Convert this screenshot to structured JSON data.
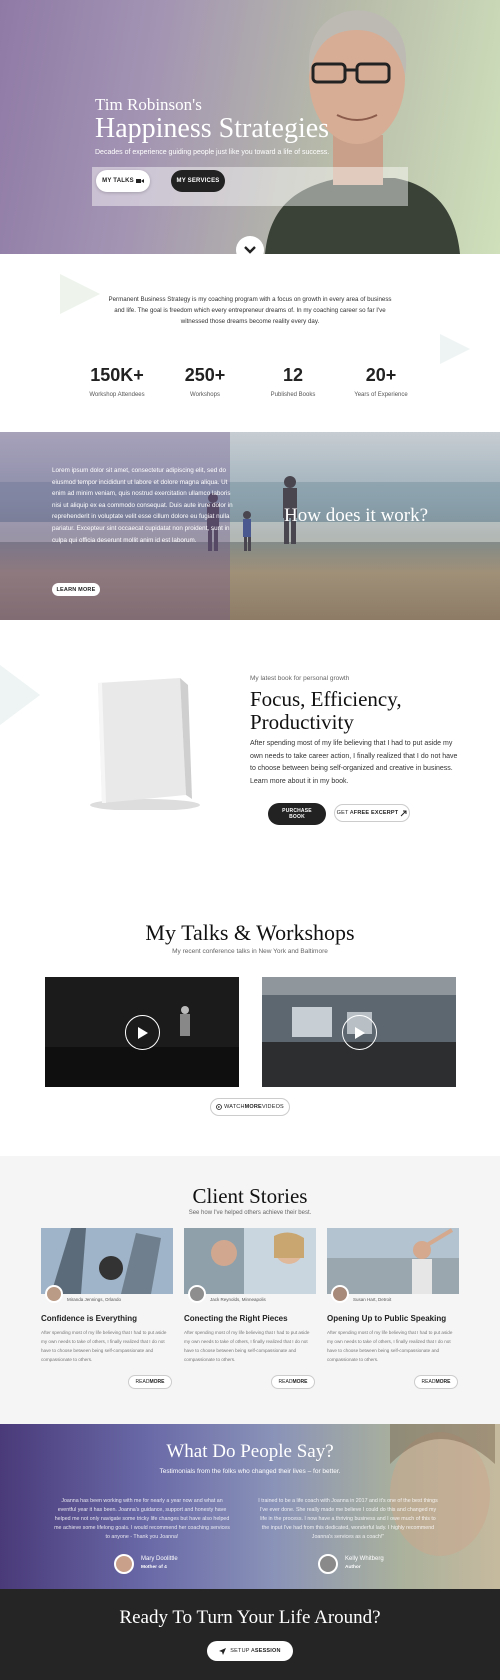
{
  "hero": {
    "name": "Tim Robinson's",
    "title": "Happiness Strategies",
    "subtitle": "Decades of experience guiding people just like you toward a life of success.",
    "btn_talks": "MY TALKS",
    "btn_services": "MY SERVICES"
  },
  "intro": {
    "text": "Permanent Business Strategy is my coaching program with a focus on growth in every area of business and life. The goal is freedom which every entrepreneur dreams of. In my coaching career so far I've witnessed those dreams become reality every day.",
    "stats": [
      {
        "value": "150K+",
        "label": "Workshop Attendees"
      },
      {
        "value": "250+",
        "label": "Workshops"
      },
      {
        "value": "12",
        "label": "Published Books"
      },
      {
        "value": "20+",
        "label": "Years of Experience"
      }
    ]
  },
  "how": {
    "text": "Lorem ipsum dolor sit amet, consectetur adipiscing elit, sed do eiusmod tempor incididunt ut labore et dolore magna aliqua. Ut enim ad minim veniam, quis nostrud exercitation ullamco laboris nisi ut aliquip ex ea commodo consequat. Duis aute irure dolor in reprehenderit in voluptate velit esse cillum dolore eu fugiat nulla pariatur. Excepteur sint occaecat cupidatat non proident, sunt in culpa qui officia deserunt mollit anim id est laborum.",
    "title": "How does it work?",
    "btn": "LEARN MORE"
  },
  "book": {
    "tag": "My latest book for personal growth",
    "title_line1": "Focus, Efficiency,",
    "title_line2": "Productivity",
    "desc": "After spending most of my life believing that I had to put aside my own needs to take career action, I finally realized that I do not have to choose between being self-organized and creative in business. Learn more about it in my book.",
    "btn_purchase_1": "PURCHASE",
    "btn_purchase_2": "BOOK",
    "btn_excerpt_a": "GET A ",
    "btn_excerpt_b": "FREE EXCERPT"
  },
  "talks": {
    "title": "My Talks & Workshops",
    "subtitle": "My recent conference talks in New York and Baltimore",
    "btn_a": "WATCH ",
    "btn_b": "MORE",
    "btn_c": " VIDEOS"
  },
  "clients": {
    "title": "Client Stories",
    "subtitle": "See how I've helped others achieve their best.",
    "cards": [
      {
        "author": "Miranda Jennings, Orlando",
        "title": "Confidence is Everything",
        "desc": "After spending most of my life believing that I had to put aside my own needs to take of others, I finally realized that I do not have to choose between being self-compassionate and compassionate to others.",
        "btn_a": "READ ",
        "btn_b": "MORE"
      },
      {
        "author": "Jack Reynolds, Minneapolis",
        "title": "Conecting the Right Pieces",
        "desc": "After spending most of my life believing that I had to put aside my own needs to take of others, I finally realized that I do not have to choose between being self-compassionate and compassionate to others.",
        "btn_a": "READ ",
        "btn_b": "MORE"
      },
      {
        "author": "Susan Hart, Detroit",
        "title": "Opening Up to Public Speaking",
        "desc": "After spending most of my life believing that I had to put aside my own needs to take of others, I finally realized that I do not have to choose between being self-compassionate and compassionate to others.",
        "btn_a": "READ ",
        "btn_b": "MORE"
      }
    ]
  },
  "testimonials": {
    "title": "What Do People Say?",
    "subtitle": "Testimonials from the folks who changed their lives – for better.",
    "items": [
      {
        "quote": "Joanna has been working with me for nearly a year now and what an eventful year it has been. Joanna's guidance, support and honesty have helped me not only navigate some tricky life changes but have also helped me achieve some lifelong goals. I would recommend her coaching services to anyone - Thank you Joanna!",
        "name": "Mary Doolittle",
        "role": "Mother of 4"
      },
      {
        "quote": "I trained to be a life coach with Joanna in 2017 and it's one of the best things I've ever done. She really made me believe I could do this and changed my life in the process. I now have a thriving business and I owe much of this to the input I've had from this dedicated, wonderful lady. I highly recommend Joanna's services as a coach!\"",
        "name": "Kelly Whitberg",
        "role": "Author"
      }
    ]
  },
  "cta": {
    "title": "Ready To Turn Your Life Around?",
    "btn_a": "SETUP A ",
    "btn_b": "SESSION"
  },
  "colors": {
    "dark": "#222222",
    "footer_bg": "#252525",
    "section_gray": "#f5f5f5"
  }
}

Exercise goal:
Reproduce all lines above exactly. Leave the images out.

Response to this task:
Convert this screenshot to structured JSON data.
{
  "hero": {
    "name": "Tim Robinson's",
    "title": "Happiness Strategies",
    "subtitle": "Decades of experience guiding people just like you toward a life of success.",
    "btn_talks": "MY TALKS",
    "btn_services": "MY SERVICES"
  },
  "intro": {
    "text": "Permanent Business Strategy is my coaching program with a focus on growth in every area of business and life. The goal is freedom which every entrepreneur dreams of. In my coaching career so far I've witnessed those dreams become reality every day.",
    "stats": [
      {
        "value": "150K+",
        "label": "Workshop Attendees"
      },
      {
        "value": "250+",
        "label": "Workshops"
      },
      {
        "value": "12",
        "label": "Published Books"
      },
      {
        "value": "20+",
        "label": "Years of Experience"
      }
    ]
  },
  "how": {
    "text": "Lorem ipsum dolor sit amet, consectetur adipiscing elit, sed do eiusmod tempor incididunt ut labore et dolore magna aliqua. Ut enim ad minim veniam, quis nostrud exercitation ullamco laboris nisi ut aliquip ex ea commodo consequat. Duis aute irure dolor in reprehenderit in voluptate velit esse cillum dolore eu fugiat nulla pariatur. Excepteur sint occaecat cupidatat non proident, sunt in culpa qui officia deserunt mollit anim id est laborum.",
    "title": "How does it work?",
    "btn": "LEARN MORE"
  },
  "book": {
    "tag": "My latest book for personal growth",
    "title_line1": "Focus, Efficiency,",
    "title_line2": "Productivity",
    "desc": "After spending most of my life believing that I had to put aside my own needs to take career action, I finally realized that I do not have to choose between being self-organized and creative in business. Learn more about it in my book.",
    "btn_purchase_1": "PURCHASE",
    "btn_purchase_2": "BOOK",
    "btn_excerpt_a": "GET A ",
    "btn_excerpt_b": "FREE EXCERPT"
  },
  "talks": {
    "title": "My Talks & Workshops",
    "subtitle": "My recent conference talks in New York and Baltimore",
    "btn_a": "WATCH ",
    "btn_b": "MORE",
    "btn_c": " VIDEOS"
  },
  "clients": {
    "title": "Client Stories",
    "subtitle": "See how I've helped others achieve their best.",
    "cards": [
      {
        "author": "Miranda Jennings, Orlando",
        "title": "Confidence is Everything",
        "desc": "After spending most of my life believing that I had to put aside my own needs to take of others, I finally realized that I do not have to choose between being self-compassionate and compassionate to others.",
        "btn_a": "READ ",
        "btn_b": "MORE"
      },
      {
        "author": "Jack Reynolds, Minneapolis",
        "title": "Conecting the Right Pieces",
        "desc": "After spending most of my life believing that I had to put aside my own needs to take of others, I finally realized that I do not have to choose between being self-compassionate and compassionate to others.",
        "btn_a": "READ ",
        "btn_b": "MORE"
      },
      {
        "author": "Susan Hart, Detroit",
        "title": "Opening Up to Public Speaking",
        "desc": "After spending most of my life believing that I had to put aside my own needs to take of others, I finally realized that I do not have to choose between being self-compassionate and compassionate to others.",
        "btn_a": "READ ",
        "btn_b": "MORE"
      }
    ]
  },
  "testimonials": {
    "title": "What Do People Say?",
    "subtitle": "Testimonials from the folks who changed their lives – for better.",
    "items": [
      {
        "quote": "Joanna has been working with me for nearly a year now and what an eventful year it has been. Joanna's guidance, support and honesty have helped me not only navigate some tricky life changes but have also helped me achieve some lifelong goals. I would recommend her coaching services to anyone - Thank you Joanna!",
        "name": "Mary Doolittle",
        "role": "Mother of 4"
      },
      {
        "quote": "I trained to be a life coach with Joanna in 2017 and it's one of the best things I've ever done. She really made me believe I could do this and changed my life in the process. I now have a thriving business and I owe much of this to the input I've had from this dedicated, wonderful lady. I highly recommend Joanna's services as a coach!\"",
        "name": "Kelly Whitberg",
        "role": "Author"
      }
    ]
  },
  "cta": {
    "title": "Ready To Turn Your Life Around?",
    "btn_a": "SETUP A ",
    "btn_b": "SESSION"
  },
  "colors": {
    "dark": "#222222",
    "footer_bg": "#252525",
    "section_gray": "#f5f5f5"
  }
}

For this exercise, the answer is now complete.